SOURCE DATA START

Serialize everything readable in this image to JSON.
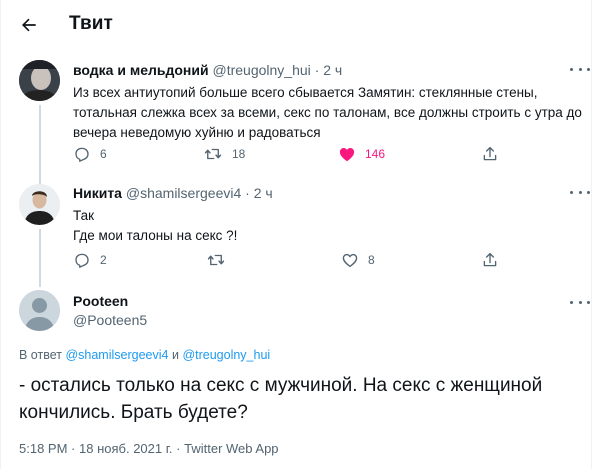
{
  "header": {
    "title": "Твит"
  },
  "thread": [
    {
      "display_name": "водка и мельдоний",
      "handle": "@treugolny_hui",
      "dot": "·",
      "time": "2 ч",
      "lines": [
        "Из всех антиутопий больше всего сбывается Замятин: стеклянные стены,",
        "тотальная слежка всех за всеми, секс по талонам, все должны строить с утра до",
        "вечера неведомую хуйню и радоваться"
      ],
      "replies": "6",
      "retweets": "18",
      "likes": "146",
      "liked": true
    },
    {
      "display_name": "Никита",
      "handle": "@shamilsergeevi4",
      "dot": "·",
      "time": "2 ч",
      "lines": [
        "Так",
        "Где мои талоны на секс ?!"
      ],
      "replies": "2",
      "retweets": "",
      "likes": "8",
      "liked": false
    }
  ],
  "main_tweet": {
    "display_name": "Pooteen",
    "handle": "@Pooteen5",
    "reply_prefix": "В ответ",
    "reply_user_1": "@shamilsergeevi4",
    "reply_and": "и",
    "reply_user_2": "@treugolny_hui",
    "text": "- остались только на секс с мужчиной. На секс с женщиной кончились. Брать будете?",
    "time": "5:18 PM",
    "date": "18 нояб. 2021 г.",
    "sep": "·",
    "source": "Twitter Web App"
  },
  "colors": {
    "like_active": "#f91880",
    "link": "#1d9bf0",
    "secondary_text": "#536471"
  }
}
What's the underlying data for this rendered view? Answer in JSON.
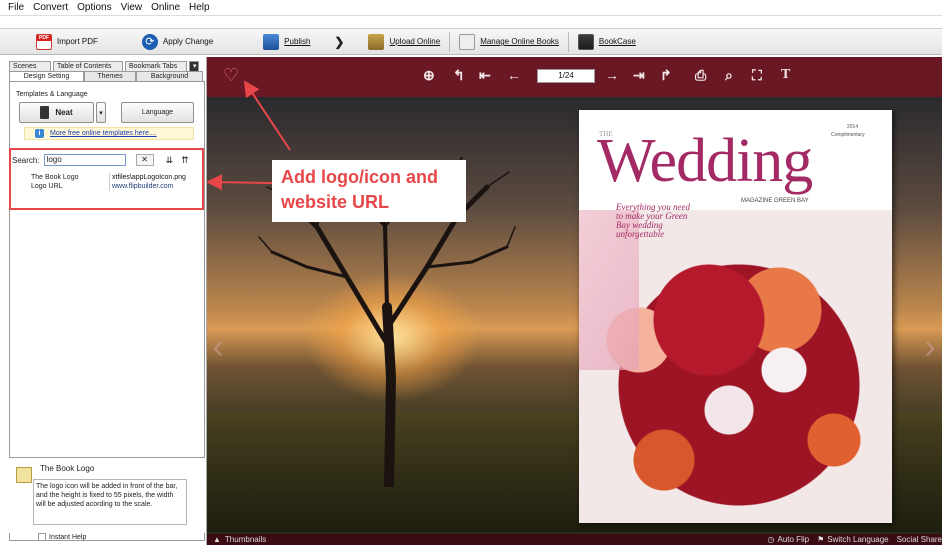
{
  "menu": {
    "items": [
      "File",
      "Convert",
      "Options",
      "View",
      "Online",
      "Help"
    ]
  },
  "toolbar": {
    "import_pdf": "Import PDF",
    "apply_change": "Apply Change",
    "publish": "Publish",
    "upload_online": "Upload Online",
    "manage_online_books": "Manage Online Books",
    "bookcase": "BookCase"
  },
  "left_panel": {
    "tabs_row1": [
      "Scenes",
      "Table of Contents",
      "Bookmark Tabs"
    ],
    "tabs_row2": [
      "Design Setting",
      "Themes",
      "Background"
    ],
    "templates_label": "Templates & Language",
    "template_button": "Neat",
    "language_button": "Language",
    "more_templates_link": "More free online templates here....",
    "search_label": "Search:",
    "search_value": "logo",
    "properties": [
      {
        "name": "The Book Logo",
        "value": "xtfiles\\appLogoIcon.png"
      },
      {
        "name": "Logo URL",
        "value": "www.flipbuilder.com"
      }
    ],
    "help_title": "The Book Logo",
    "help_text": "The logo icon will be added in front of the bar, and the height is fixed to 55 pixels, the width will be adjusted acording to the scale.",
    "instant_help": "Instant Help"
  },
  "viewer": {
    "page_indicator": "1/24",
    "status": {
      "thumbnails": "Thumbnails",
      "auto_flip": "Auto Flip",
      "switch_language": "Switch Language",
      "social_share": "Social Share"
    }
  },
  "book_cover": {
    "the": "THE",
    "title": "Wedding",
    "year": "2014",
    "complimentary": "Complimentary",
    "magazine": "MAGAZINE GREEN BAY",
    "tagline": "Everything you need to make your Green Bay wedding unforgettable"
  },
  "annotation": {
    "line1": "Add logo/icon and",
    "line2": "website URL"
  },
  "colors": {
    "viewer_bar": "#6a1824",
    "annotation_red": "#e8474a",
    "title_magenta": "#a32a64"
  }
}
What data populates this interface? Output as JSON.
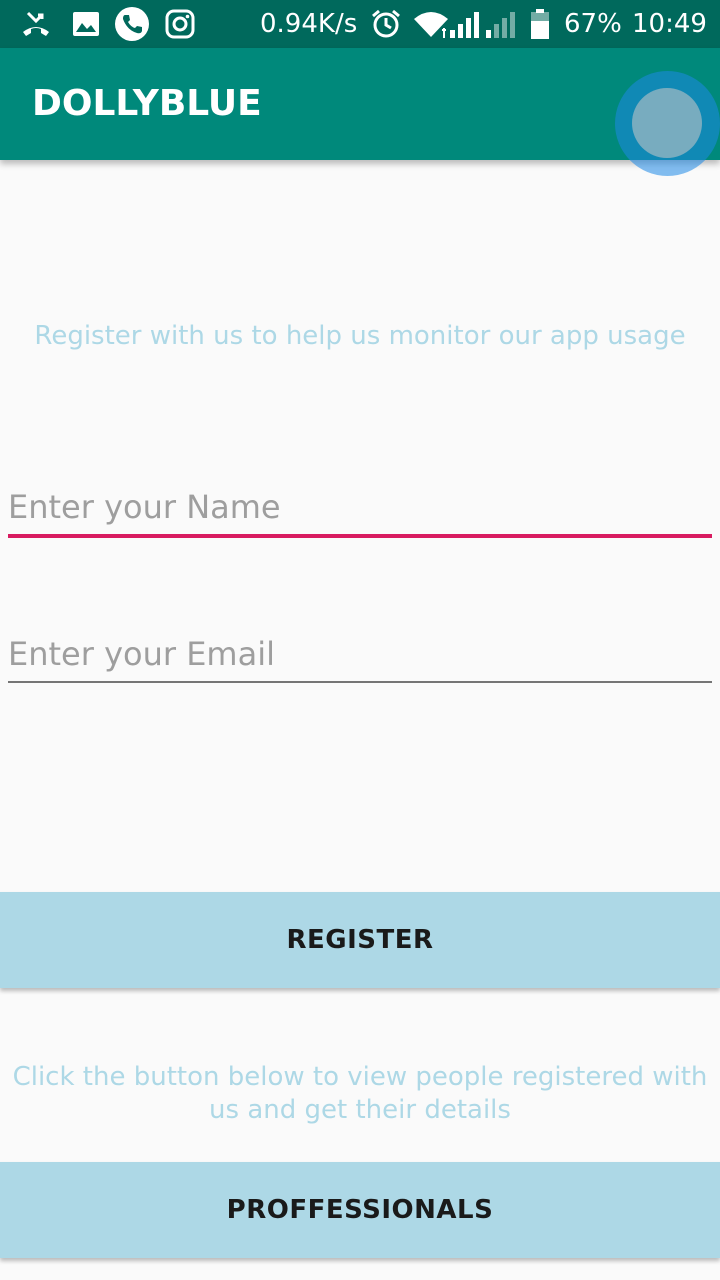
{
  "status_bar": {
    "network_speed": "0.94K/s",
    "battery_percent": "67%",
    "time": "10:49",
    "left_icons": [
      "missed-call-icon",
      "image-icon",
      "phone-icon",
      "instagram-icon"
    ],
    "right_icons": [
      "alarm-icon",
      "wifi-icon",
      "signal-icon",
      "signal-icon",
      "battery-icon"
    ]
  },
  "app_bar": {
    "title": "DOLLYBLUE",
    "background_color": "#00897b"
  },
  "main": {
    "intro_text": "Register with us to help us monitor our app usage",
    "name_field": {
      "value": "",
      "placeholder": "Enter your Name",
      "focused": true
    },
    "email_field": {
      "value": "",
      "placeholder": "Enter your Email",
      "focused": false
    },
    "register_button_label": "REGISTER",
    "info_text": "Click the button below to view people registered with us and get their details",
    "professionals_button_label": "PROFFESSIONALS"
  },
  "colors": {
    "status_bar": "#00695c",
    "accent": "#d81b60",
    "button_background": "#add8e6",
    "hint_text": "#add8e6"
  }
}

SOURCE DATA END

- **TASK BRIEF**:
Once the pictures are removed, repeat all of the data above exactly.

- **WRITTEN RESPONSE**:
Serialize everything readable in this image to JSON.
{
  "header": {
    "title": "Твит"
  },
  "thread": [
    {
      "display_name": "водка и мельдоний",
      "handle": "@treugolny_hui",
      "dot": "·",
      "time": "2 ч",
      "lines": [
        "Из всех антиутопий больше всего сбывается Замятин: стеклянные стены,",
        "тотальная слежка всех за всеми, секс по талонам, все должны строить с утра до",
        "вечера неведомую хуйню и радоваться"
      ],
      "replies": "6",
      "retweets": "18",
      "likes": "146",
      "liked": true
    },
    {
      "display_name": "Никита",
      "handle": "@shamilsergeevi4",
      "dot": "·",
      "time": "2 ч",
      "lines": [
        "Так",
        "Где мои талоны на секс ?!"
      ],
      "replies": "2",
      "retweets": "",
      "likes": "8",
      "liked": false
    }
  ],
  "main_tweet": {
    "display_name": "Pooteen",
    "handle": "@Pooteen5",
    "reply_prefix": "В ответ",
    "reply_user_1": "@shamilsergeevi4",
    "reply_and": "и",
    "reply_user_2": "@treugolny_hui",
    "text": "- остались только на секс с мужчиной. На секс с женщиной кончились. Брать будете?",
    "time": "5:18 PM",
    "date": "18 нояб. 2021 г.",
    "sep": "·",
    "source": "Twitter Web App"
  },
  "colors": {
    "like_active": "#f91880",
    "link": "#1d9bf0",
    "secondary_text": "#536471"
  }
}
What's the underlying data for this rendered view? Answer in JSON.
{
  "menu": {
    "items": [
      "File",
      "Convert",
      "Options",
      "View",
      "Online",
      "Help"
    ]
  },
  "toolbar": {
    "import_pdf": "Import PDF",
    "apply_change": "Apply Change",
    "publish": "Publish",
    "upload_online": "Upload Online",
    "manage_online_books": "Manage Online Books",
    "bookcase": "BookCase"
  },
  "left_panel": {
    "tabs_row1": [
      "Scenes",
      "Table of Contents",
      "Bookmark Tabs"
    ],
    "tabs_row2": [
      "Design Setting",
      "Themes",
      "Background"
    ],
    "templates_label": "Templates & Language",
    "template_button": "Neat",
    "language_button": "Language",
    "more_templates_link": "More free online templates here....",
    "search_label": "Search:",
    "search_value": "logo",
    "properties": [
      {
        "name": "The Book Logo",
        "value": "xtfiles\\appLogoIcon.png"
      },
      {
        "name": "Logo URL",
        "value": "www.flipbuilder.com"
      }
    ],
    "help_title": "The Book Logo",
    "help_text": "The logo icon will be added in front of the bar, and the height is fixed to 55 pixels, the width will be adjusted acording to the scale.",
    "instant_help": "Instant Help"
  },
  "viewer": {
    "page_indicator": "1/24",
    "status": {
      "thumbnails": "Thumbnails",
      "auto_flip": "Auto Flip",
      "switch_language": "Switch Language",
      "social_share": "Social Share"
    }
  },
  "book_cover": {
    "the": "THE",
    "title": "Wedding",
    "year": "2014",
    "complimentary": "Complimentary",
    "magazine": "MAGAZINE GREEN BAY",
    "tagline": "Everything you need to make your Green Bay wedding unforgettable"
  },
  "annotation": {
    "line1": "Add logo/icon and",
    "line2": "website URL"
  },
  "colors": {
    "viewer_bar": "#6a1824",
    "annotation_red": "#e8474a",
    "title_magenta": "#a32a64"
  }
}
What data populates this interface? Output as JSON.
{
  "status_bar": {
    "network_speed": "0.94K/s",
    "battery_percent": "67%",
    "time": "10:49",
    "left_icons": [
      "missed-call-icon",
      "image-icon",
      "phone-icon",
      "instagram-icon"
    ],
    "right_icons": [
      "alarm-icon",
      "wifi-icon",
      "signal-icon",
      "signal-icon",
      "battery-icon"
    ]
  },
  "app_bar": {
    "title": "DOLLYBLUE",
    "background_color": "#00897b"
  },
  "main": {
    "intro_text": "Register with us to help us monitor our app usage",
    "name_field": {
      "value": "",
      "placeholder": "Enter your Name",
      "focused": true
    },
    "email_field": {
      "value": "",
      "placeholder": "Enter your Email",
      "focused": false
    },
    "register_button_label": "REGISTER",
    "info_text": "Click the button below to view people registered with us and get their details",
    "professionals_button_label": "PROFFESSIONALS"
  },
  "colors": {
    "status_bar": "#00695c",
    "accent": "#d81b60",
    "button_background": "#add8e6",
    "hint_text": "#add8e6"
  }
}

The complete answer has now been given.